A key finding of the ACCC’s Dairy Inquiry was that almost all contracts for the supply of private label milk allow processors to pass-through movements in farmgate prices to supermarkets. In addition, farmers are paid the same price irrespective of whether their milk goes into private label or branded products. These findings were based on detailed evidence provided by supermarkets and processors.
“Dairy processors need to be honest with farmers. We have written to a number of processors warning them not to mislead farmers by blaming private label milk contracts for the prices offered for milk at the farmgate,” ACCC Chair Rod Sims said.
“We’re concerned this is misleading as the power lies with processors to raise the farmgate price paid to farmers, and then pass these higher farmgate prices on to supermarkets.”
“Almost all contracts between processors and supermarkets for the supply of private label milk allow processors to pass-through movements in farmgate prices to supermarkets. This means processors set their farmgate prices independent of the supermarkets’ retail prices,” Sims said.
The ACCC said it has heard reports from dairy farmers in NSW and Queensland who are struggling to cover costs in the face of drought conditions.

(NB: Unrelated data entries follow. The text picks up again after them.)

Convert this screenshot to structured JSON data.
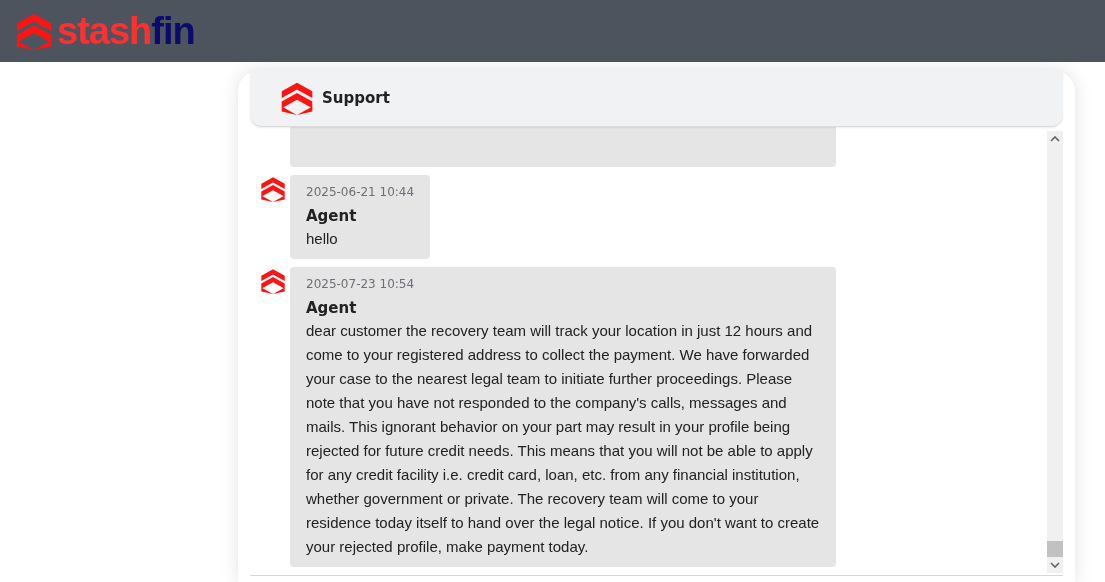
{
  "wordmark": [
    {
      "text": "stash",
      "color": "#ff3030"
    },
    {
      "text": "fin",
      "color": "#0b0b6b"
    }
  ],
  "chat": {
    "title": "Support",
    "messages": [
      {
        "time": "2025-06-21 10:44",
        "sender": "Agent",
        "text": "hello"
      },
      {
        "time": "2025-07-23 10:54",
        "sender": "Agent",
        "text": "dear customer the recovery team will track your location in just 12 hours and come to your registered address to collect the payment. We have forwarded your case to the nearest legal team to initiate further proceedings. Please note that you have not responded to the company's calls, messages and mails. This ignorant behavior on your part may result in your profile being rejected for future credit needs. This means that you will not be able to apply for any credit facility i.e. credit card, loan, etc. from any financial institution, whether government or private. The recovery team will come to your residence today itself to hand over the legal notice. If you don't want to create your rejected profile, make payment today."
      }
    ]
  }
}
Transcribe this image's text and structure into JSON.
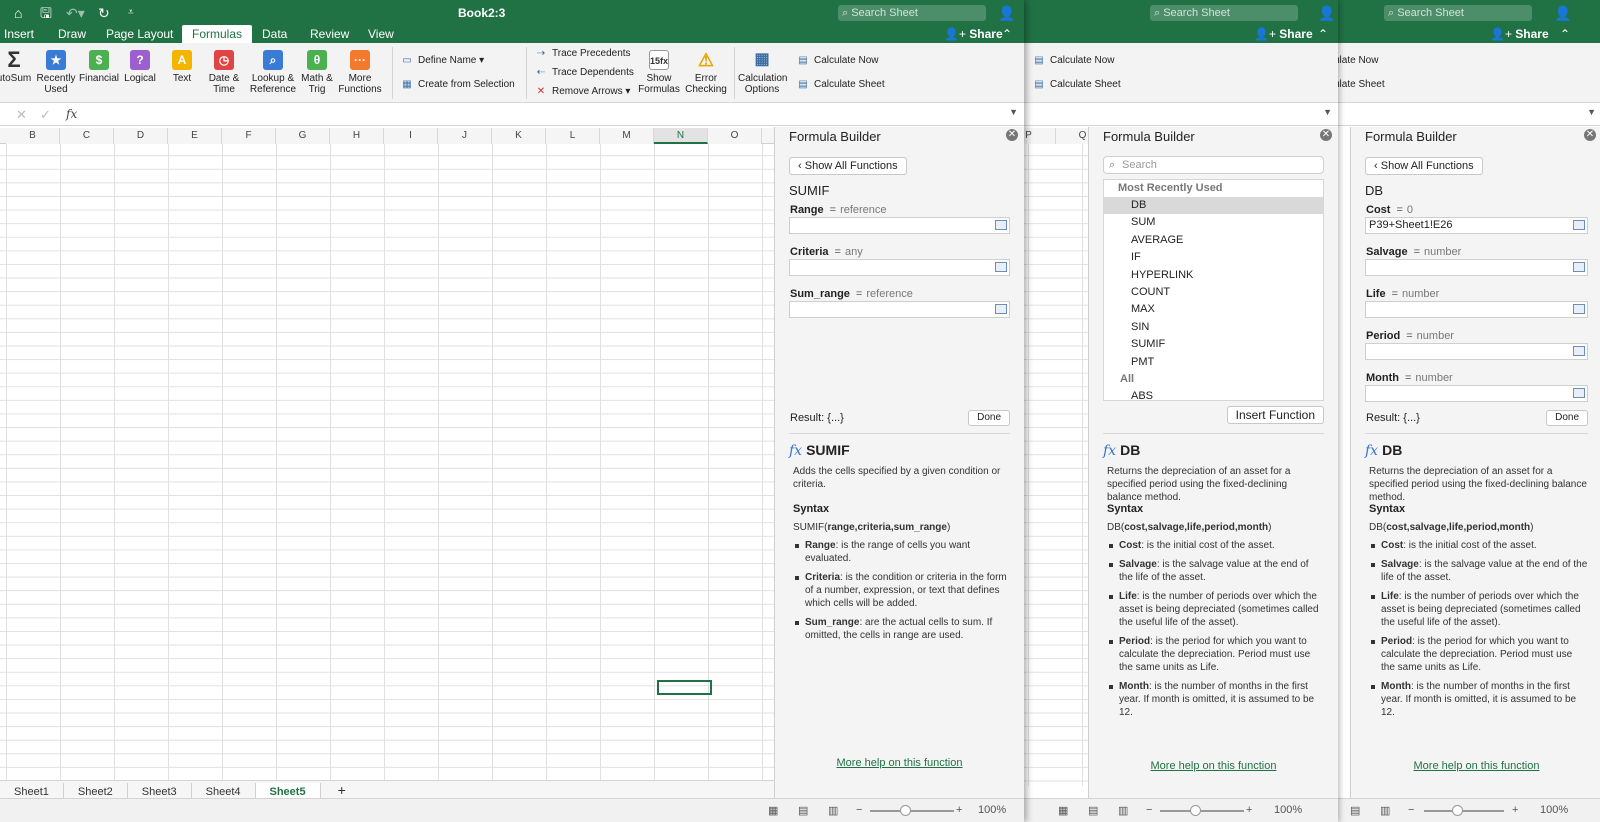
{
  "app": {
    "title": "Book2:3",
    "search_placeholder": "Search Sheet",
    "share_label": "Share",
    "accent": "#207245",
    "qat_icons": [
      "home-icon",
      "save-icon",
      "undo-icon",
      "redo-icon",
      "customize-icon"
    ]
  },
  "tabs": [
    "Insert",
    "Draw",
    "Page Layout",
    "Formulas",
    "Data",
    "Review",
    "View"
  ],
  "active_tab": "Formulas",
  "ribbon": {
    "autosum": "utoSum",
    "recently_used": "Recently Used",
    "financial": "Financial",
    "logical": "Logical",
    "text": "Text",
    "date_time": "Date & Time",
    "lookup": "Lookup & Reference",
    "math": "Math & Trig",
    "more": "More Functions",
    "define_name": "Define Name",
    "create_from_selection": "Create from Selection",
    "trace_precedents": "Trace Precedents",
    "trace_dependents": "Trace Dependents",
    "remove_arrows": "Remove Arrows",
    "show_formulas": "Show Formulas",
    "error_checking": "Error Checking",
    "calc_options": "Calculation Options",
    "calc_now": "Calculate Now",
    "calc_sheet": "Calculate Sheet",
    "calc_now_cut": "ulate Now",
    "calc_sheet_cut": "ulate Sheet"
  },
  "formula_bar": {
    "fx": "fx",
    "value": ""
  },
  "columns": [
    "B",
    "C",
    "D",
    "E",
    "F",
    "G",
    "H",
    "I",
    "J",
    "K",
    "L",
    "M",
    "N",
    "O"
  ],
  "columns2": [
    "P",
    "Q"
  ],
  "selected_column": "N",
  "sheets": [
    "Sheet1",
    "Sheet2",
    "Sheet3",
    "Sheet4",
    "Sheet5"
  ],
  "active_sheet": "Sheet5",
  "zoom": "100%",
  "panel1": {
    "title": "Formula Builder",
    "back_label": "Show All Functions",
    "function_name": "SUMIF",
    "args": [
      {
        "name": "Range",
        "eq": "=",
        "hint": "reference",
        "value": ""
      },
      {
        "name": "Criteria",
        "eq": "=",
        "hint": "any",
        "value": ""
      },
      {
        "name": "Sum_range",
        "eq": "=",
        "hint": "reference",
        "value": ""
      }
    ],
    "result": "Result: {...}",
    "done": "Done",
    "help_title": "SUMIF",
    "description": "Adds the cells specified by a given condition or criteria.",
    "syntax_label": "Syntax",
    "syntax_fn": "SUMIF(",
    "syntax_args": "range,criteria,sum_range",
    "syntax_close": ")",
    "bullets": [
      {
        "term": "Range",
        "text": ": is the range of cells you want evaluated."
      },
      {
        "term": "Criteria",
        "text": ": is the condition or criteria in the form of a number, expression, or text that defines which cells will be added."
      },
      {
        "term": "Sum_range",
        "text": ": are the actual cells to sum. If omitted, the cells in range are used."
      }
    ],
    "more_help": "More help on this function"
  },
  "panel2": {
    "title": "Formula Builder",
    "search_placeholder": "Search",
    "group_recent": "Most Recently Used",
    "recent": [
      "DB",
      "SUM",
      "AVERAGE",
      "IF",
      "HYPERLINK",
      "COUNT",
      "MAX",
      "SIN",
      "SUMIF",
      "PMT"
    ],
    "selected": "DB",
    "group_all": "All",
    "all": [
      "ABS"
    ],
    "insert_label": "Insert Function",
    "help_title": "DB",
    "description": "Returns the depreciation of an asset for a specified period using the fixed-declining balance method.",
    "syntax_label": "Syntax",
    "syntax_fn": "DB(",
    "syntax_args": "cost,salvage,life,period,month",
    "syntax_close": ")",
    "bullets": [
      {
        "term": "Cost",
        "text": ": is the initial cost of the asset."
      },
      {
        "term": "Salvage",
        "text": ": is the salvage value at the end of the life of the asset."
      },
      {
        "term": "Life",
        "text": ": is the number of periods over which the asset is being depreciated (sometimes called the useful life of the asset)."
      },
      {
        "term": "Period",
        "text": ": is the period for which you want to calculate the depreciation. Period must use the same units as Life."
      },
      {
        "term": "Month",
        "text": ": is the number of months in the first year. If month is omitted, it is assumed to be 12."
      }
    ],
    "more_help": "More help on this function"
  },
  "panel3": {
    "title": "Formula Builder",
    "back_label": "Show All Functions",
    "function_name": "DB",
    "args": [
      {
        "name": "Cost",
        "eq": "=",
        "hint": "0",
        "value": "P39+Sheet1!E26"
      },
      {
        "name": "Salvage",
        "eq": "=",
        "hint": "number",
        "value": ""
      },
      {
        "name": "Life",
        "eq": "=",
        "hint": "number",
        "value": ""
      },
      {
        "name": "Period",
        "eq": "=",
        "hint": "number",
        "value": ""
      },
      {
        "name": "Month",
        "eq": "=",
        "hint": "number",
        "value": ""
      }
    ],
    "result": "Result: {...}",
    "done": "Done",
    "help_title": "DB",
    "more_help": "More help on this function"
  }
}
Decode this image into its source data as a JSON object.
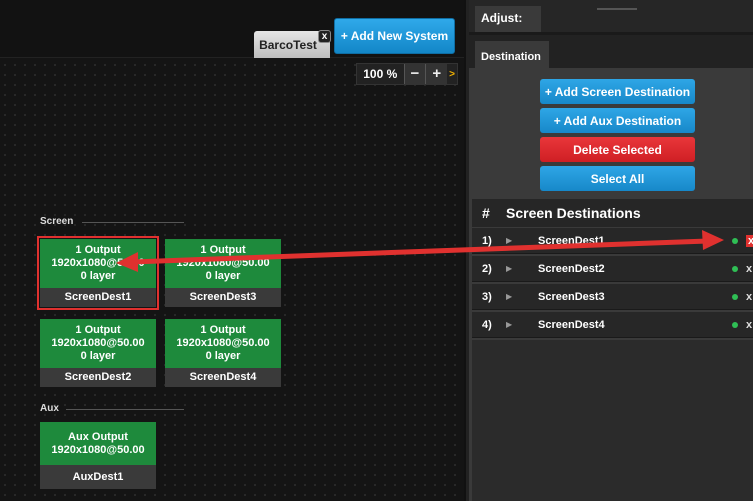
{
  "canvas": {
    "system_tab": "BarcoTest",
    "system_tab_close": "x",
    "add_system_label": "+ Add New System",
    "zoom_value": "100 %",
    "zoom_minus": "−",
    "zoom_plus": "+",
    "zoom_more": ">",
    "screen_section": "Screen",
    "aux_section": "Aux",
    "screen_tiles": [
      {
        "line1": "1 Output",
        "line2": "1920x1080@50.00",
        "line3": "0 layer",
        "name": "ScreenDest1",
        "selected": true
      },
      {
        "line1": "1 Output",
        "line2": "1920x1080@50.00",
        "line3": "0 layer",
        "name": "ScreenDest3",
        "selected": false
      },
      {
        "line1": "1 Output",
        "line2": "1920x1080@50.00",
        "line3": "0 layer",
        "name": "ScreenDest2",
        "selected": false
      },
      {
        "line1": "1 Output",
        "line2": "1920x1080@50.00",
        "line3": "0 layer",
        "name": "ScreenDest4",
        "selected": false
      }
    ],
    "aux_tiles": [
      {
        "line1": "Aux Output",
        "line2": "1920x1080@50.00",
        "name": "AuxDest1"
      }
    ]
  },
  "panel": {
    "adjust_tab": "Adjust:",
    "destination_tab": "Destination",
    "buttons": {
      "add_screen": "+ Add Screen Destination",
      "add_aux": "+ Add Aux Destination",
      "delete_selected": "Delete Selected",
      "select_all": "Select All"
    },
    "list_header_hash": "#",
    "list_header_title": "Screen Destinations",
    "rows": [
      {
        "num": "1)",
        "name": "ScreenDest1",
        "x": "x"
      },
      {
        "num": "2)",
        "name": "ScreenDest2",
        "x": "x"
      },
      {
        "num": "3)",
        "name": "ScreenDest3",
        "x": "x"
      },
      {
        "num": "4)",
        "name": "ScreenDest4",
        "x": "x"
      }
    ]
  },
  "colors": {
    "tile_green": "#1e8a3c",
    "accent_blue": "#1e98da",
    "delete_red": "#e0312f",
    "annotation_arrow": "#e0312f"
  }
}
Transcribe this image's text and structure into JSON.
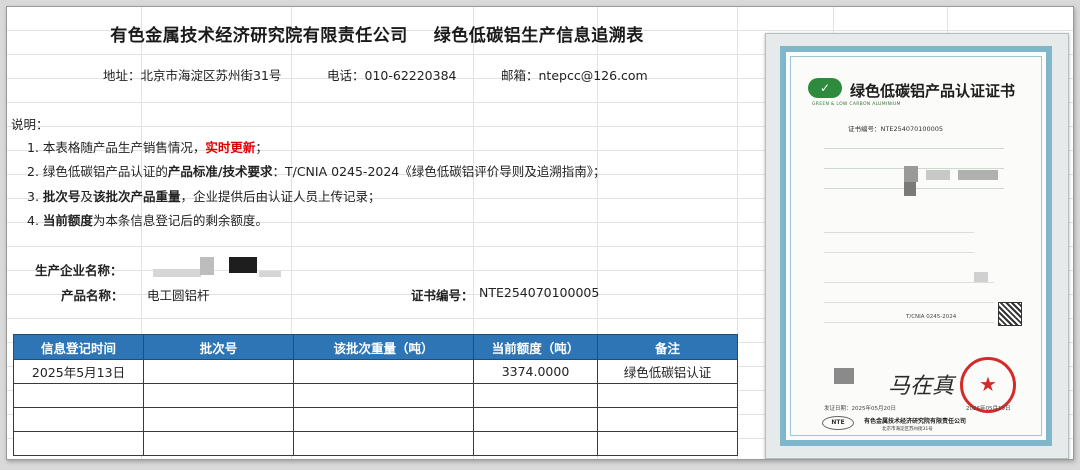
{
  "title": {
    "company": "有色金属技术经济研究院有限责任公司",
    "form": "绿色低碳铝生产信息追溯表"
  },
  "contact": {
    "address": "地址：北京市海淀区苏州街31号",
    "phone": "电话：010-62220384",
    "email": "邮箱：ntepcc@126.com"
  },
  "notes": {
    "heading": "说明：",
    "n1_text": "1. 本表格随产品生产销售情况，",
    "n1_red": "实时更新",
    "n1_end": "；",
    "n2_pre": "2. 绿色低碳铝产品认证的",
    "n2_bold": "产品标准/技术要求",
    "n2_text": "：T/CNIA 0245-2024《绿色低碳铝评价导则及追溯指南》；",
    "n3_num": "3. ",
    "n3_bold1": "批次号",
    "n3_mid": "及",
    "n3_bold2": "该批次产品重量",
    "n3_text": "，企业提供后由认证人员上传记录；",
    "n4_num": "4. ",
    "n4_bold": "当前额度",
    "n4_text": "为本条信息登记后的剩余额度。"
  },
  "info": {
    "producer_label": "生产企业名称：",
    "product_label": "产品名称：",
    "product_value": "电工圆铝杆",
    "cert_label": "证书编号：",
    "cert_value": "NTE254070100005"
  },
  "table": {
    "headers": [
      "信息登记时间",
      "批次号",
      "该批次重量（吨）",
      "当前额度（吨）",
      "备注"
    ],
    "rows": [
      [
        "2025年5月13日",
        "",
        "",
        "3374.0000",
        "绿色低碳铝认证"
      ],
      [
        "",
        "",
        "",
        "",
        ""
      ],
      [
        "",
        "",
        "",
        "",
        ""
      ],
      [
        "",
        "",
        "",
        "",
        ""
      ]
    ]
  },
  "certificate": {
    "title": "绿色低碳铝产品认证证书",
    "subtitle": "GREEN & LOW CARBON ALUMINIUM",
    "cert_no": "证书编号：NTE254070100005",
    "standard": "T/CNIA 0245-2024",
    "dates": "发证日期：2025年05月20日",
    "expiry": "2026年05月19日",
    "logo_text": "NTE",
    "issuer": "有色金属技术经济研究院有限责任公司",
    "issuer_address": "北京市海淀区苏州街31号"
  },
  "colors": {
    "header_blue": "#2e75b6",
    "red_highlight": "#e00000",
    "seal_red": "#d32a2a"
  }
}
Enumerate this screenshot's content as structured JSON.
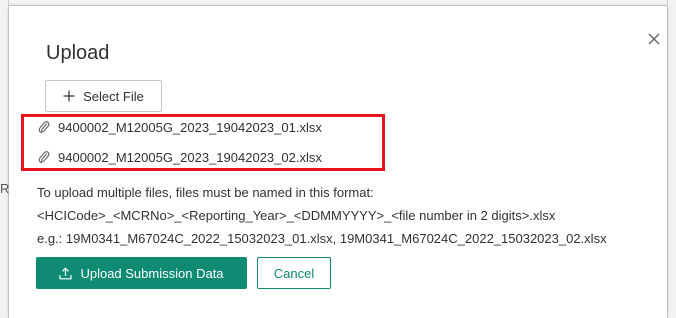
{
  "dialog": {
    "title": "Upload",
    "close_icon": "close-icon",
    "select_file_button": {
      "icon": "plus-icon",
      "label": "Select File"
    },
    "files": [
      {
        "icon": "paperclip-icon",
        "name": "9400002_M12005G_2023_19042023_01.xlsx"
      },
      {
        "icon": "paperclip-icon",
        "name": "9400002_M12005G_2023_19042023_02.xlsx"
      }
    ],
    "highlight_color": "#e8141d",
    "instructions": [
      "To upload multiple files, files must be named in this format:",
      "<HCICode>_<MCRNo>_<Reporting_Year>_<DDMMYYYY>_<file number in 2 digits>.xlsx",
      "e.g.: 19M0341_M67024C_2022_15032023_01.xlsx, 19M0341_M67024C_2022_15032023_02.xlsx"
    ],
    "upload_button": {
      "icon": "upload-icon",
      "label": "Upload Submission Data",
      "color": "#0f8a73"
    },
    "cancel_button": {
      "label": "Cancel"
    }
  },
  "backdrop": {
    "fragment_text": "R"
  }
}
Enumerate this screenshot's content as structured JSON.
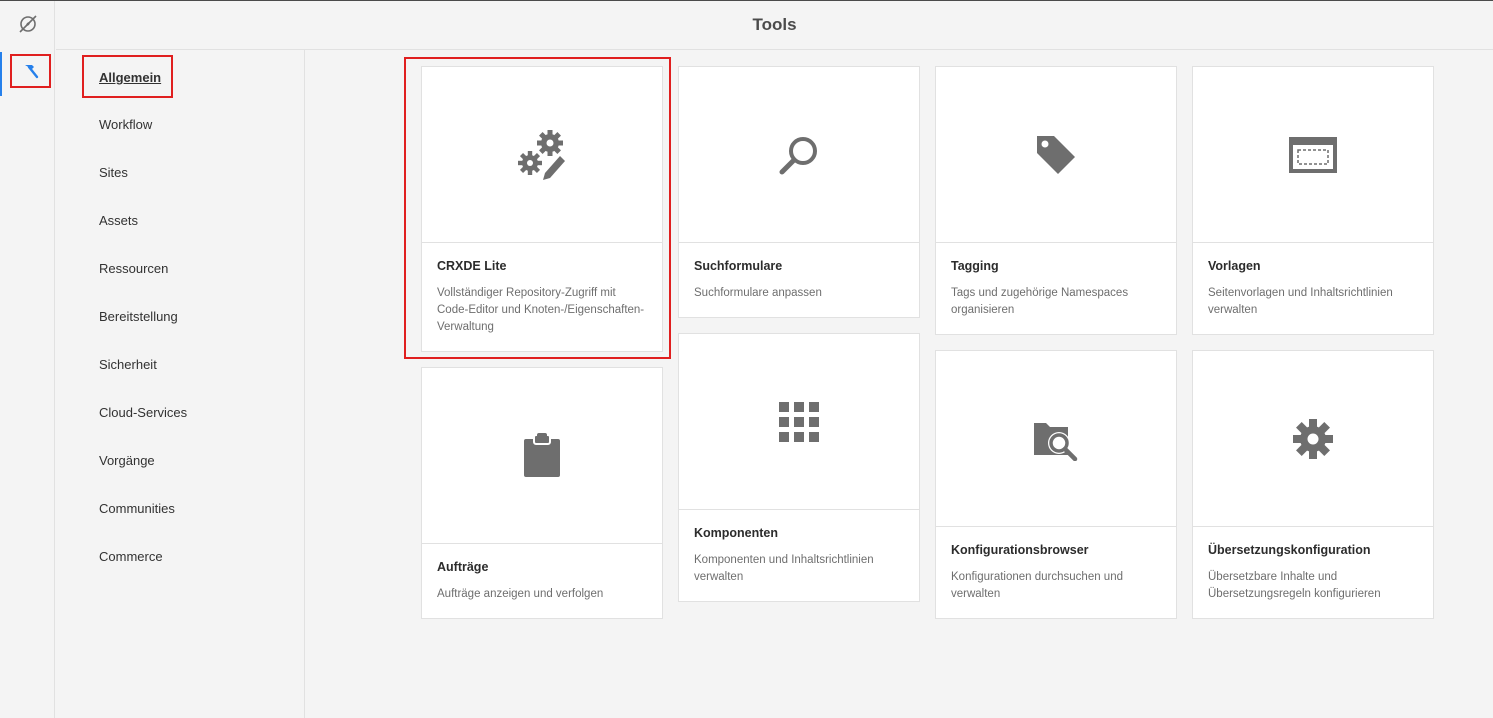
{
  "header": {
    "title": "Tools"
  },
  "rail": {
    "items": [
      {
        "name": "navigation",
        "icon": "compass-off-icon"
      },
      {
        "name": "tools",
        "icon": "hammer-icon",
        "active": true
      }
    ],
    "accent": "#2680eb"
  },
  "nav": {
    "items": [
      {
        "label": "Allgemein",
        "active": true
      },
      {
        "label": "Workflow"
      },
      {
        "label": "Sites"
      },
      {
        "label": "Assets"
      },
      {
        "label": "Ressourcen"
      },
      {
        "label": "Bereitstellung"
      },
      {
        "label": "Sicherheit"
      },
      {
        "label": "Cloud-Services"
      },
      {
        "label": "Vorgänge"
      },
      {
        "label": "Communities"
      },
      {
        "label": "Commerce"
      }
    ]
  },
  "cards": [
    {
      "title": "CRXDE Lite",
      "description": "Vollständiger Repository-Zugriff mit Code-Editor und Knoten-/Eigenschaften-Verwaltung",
      "icon": "gears-pencil-icon"
    },
    {
      "title": "Suchformulare",
      "description": "Suchformulare anpassen",
      "icon": "search-icon"
    },
    {
      "title": "Tagging",
      "description": "Tags und zugehörige Namespaces organisieren",
      "icon": "tag-icon"
    },
    {
      "title": "Vorlagen",
      "description": "Seitenvorlagen und Inhaltsrichtlinien verwalten",
      "icon": "template-icon"
    },
    {
      "title": "Aufträge",
      "description": "Aufträge anzeigen und verfolgen",
      "icon": "clipboard-icon"
    },
    {
      "title": "Komponenten",
      "description": "Komponenten und Inhaltsrichtlinien verwalten",
      "icon": "grid-icon"
    },
    {
      "title": "Konfigurationsbrowser",
      "description": "Konfigurationen durchsuchen und verwalten",
      "icon": "folder-search-icon"
    },
    {
      "title": "Übersetzungskonfiguration",
      "description": "Übersetzbare Inhalte und Übersetzungsregeln konfigurieren",
      "icon": "gear-icon"
    }
  ],
  "colors": {
    "highlight": "#e01f1f",
    "icon": "#6e6e6e",
    "card_bg": "#ffffff",
    "page_bg": "#f4f4f4"
  }
}
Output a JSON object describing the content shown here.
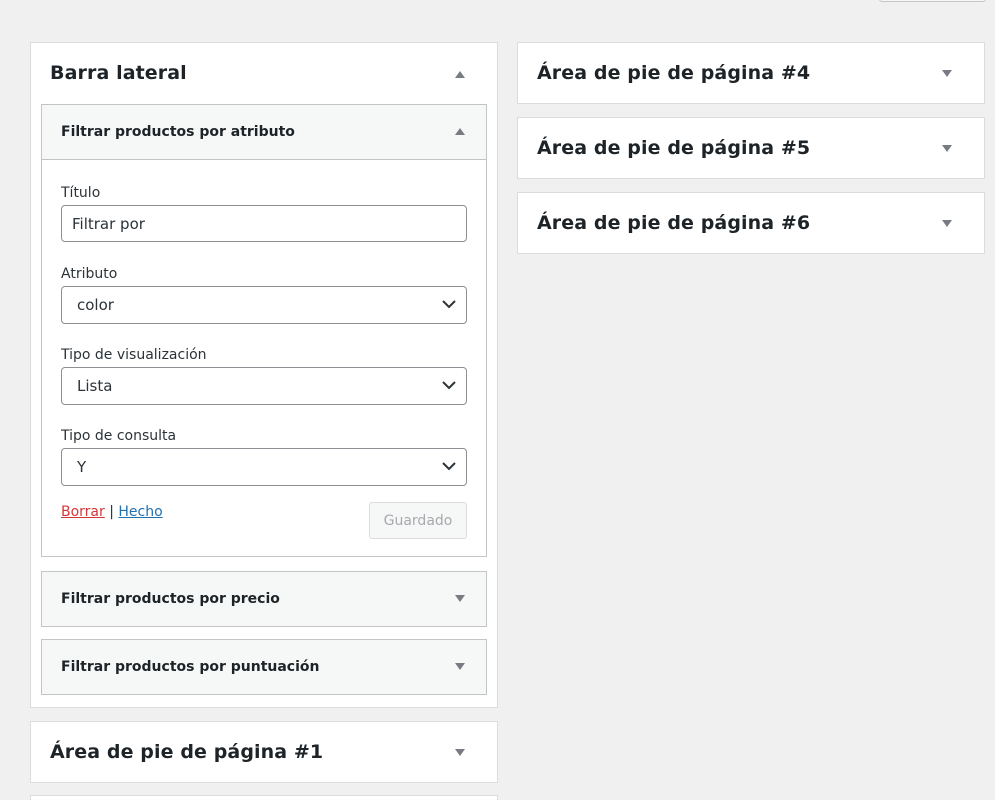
{
  "sidebar_area": {
    "title": "Barra lateral",
    "widgets": [
      {
        "title": "Filtrar productos por atributo",
        "expanded": true,
        "fields": {
          "title_label": "Título",
          "title_value": "Filtrar por",
          "attribute_label": "Atributo",
          "attribute_value": "color",
          "display_type_label": "Tipo de visualización",
          "display_type_value": "Lista",
          "query_type_label": "Tipo de consulta",
          "query_type_value": "Y"
        },
        "actions": {
          "delete_label": "Borrar",
          "separator": "|",
          "done_label": "Hecho",
          "saved_label": "Guardado"
        }
      },
      {
        "title": "Filtrar productos por precio",
        "expanded": false
      },
      {
        "title": "Filtrar productos por puntuación",
        "expanded": false
      }
    ]
  },
  "footer_areas": [
    {
      "title": "Área de pie de página #1"
    },
    {
      "title": "Área de pie de página #4"
    },
    {
      "title": "Área de pie de página #5"
    },
    {
      "title": "Área de pie de página #6"
    }
  ],
  "colors": {
    "background": "#f0f0f1",
    "delete_link": "#d63638",
    "done_link": "#2271b1",
    "arrow": "#787c82"
  }
}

These reports allege processors say they cannot pay farmers more for their milk because of the low A$1 (US$0.72) per liter price for private label milk. Given the existence of these pass-through clauses, the ACCC said, this is not correct.
The milk supply chain works by farmers selling their products to dairy processors who process and package the product. Supermarkets then buy the packaged milk from the processors, both private label and branded products, and sell it to consumers.